### Stored items from a collection

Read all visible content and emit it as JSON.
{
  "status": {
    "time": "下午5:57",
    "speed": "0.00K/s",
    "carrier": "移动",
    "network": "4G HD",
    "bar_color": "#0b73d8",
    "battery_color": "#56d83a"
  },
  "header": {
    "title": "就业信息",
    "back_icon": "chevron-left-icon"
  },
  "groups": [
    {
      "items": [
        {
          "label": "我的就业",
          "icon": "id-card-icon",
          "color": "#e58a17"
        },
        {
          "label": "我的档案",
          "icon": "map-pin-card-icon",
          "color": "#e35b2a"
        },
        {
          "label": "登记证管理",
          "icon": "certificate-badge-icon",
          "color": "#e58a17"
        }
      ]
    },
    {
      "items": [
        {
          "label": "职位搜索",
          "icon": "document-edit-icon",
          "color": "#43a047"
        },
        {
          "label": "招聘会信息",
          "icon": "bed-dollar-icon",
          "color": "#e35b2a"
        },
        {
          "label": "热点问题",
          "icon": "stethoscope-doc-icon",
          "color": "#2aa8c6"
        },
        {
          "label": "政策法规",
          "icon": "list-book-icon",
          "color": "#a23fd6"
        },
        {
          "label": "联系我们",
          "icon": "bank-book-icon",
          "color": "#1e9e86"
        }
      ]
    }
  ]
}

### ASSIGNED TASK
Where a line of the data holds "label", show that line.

### RESULT OF THE EXERCISE
          "label": "我的就业",
          "label": "我的档案",
          "label": "登记证管理",
          "label": "职位搜索",
          "label": "招聘会信息",
          "label": "热点问题",
          "label": "政策法规",
          "label": "联系我们",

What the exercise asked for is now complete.